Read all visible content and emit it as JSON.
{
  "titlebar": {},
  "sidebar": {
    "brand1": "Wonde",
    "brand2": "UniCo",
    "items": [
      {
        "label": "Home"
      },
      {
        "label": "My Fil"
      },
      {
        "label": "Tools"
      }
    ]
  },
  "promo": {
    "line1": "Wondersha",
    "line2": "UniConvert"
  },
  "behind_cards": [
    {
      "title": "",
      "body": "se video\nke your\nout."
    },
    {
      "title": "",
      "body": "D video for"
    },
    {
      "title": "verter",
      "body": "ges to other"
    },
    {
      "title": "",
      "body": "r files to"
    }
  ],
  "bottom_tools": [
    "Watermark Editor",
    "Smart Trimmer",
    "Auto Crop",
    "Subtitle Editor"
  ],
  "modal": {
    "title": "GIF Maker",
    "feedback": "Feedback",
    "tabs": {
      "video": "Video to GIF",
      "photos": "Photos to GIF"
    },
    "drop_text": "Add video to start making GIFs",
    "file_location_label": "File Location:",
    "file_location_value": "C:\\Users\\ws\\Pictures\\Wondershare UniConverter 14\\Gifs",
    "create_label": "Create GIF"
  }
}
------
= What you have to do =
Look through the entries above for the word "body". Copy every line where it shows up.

= Solution to the problem =
      "body": "se video\nke your\nout."
      "body": "D video for"
      "body": "ges to other"
      "body": "r files to"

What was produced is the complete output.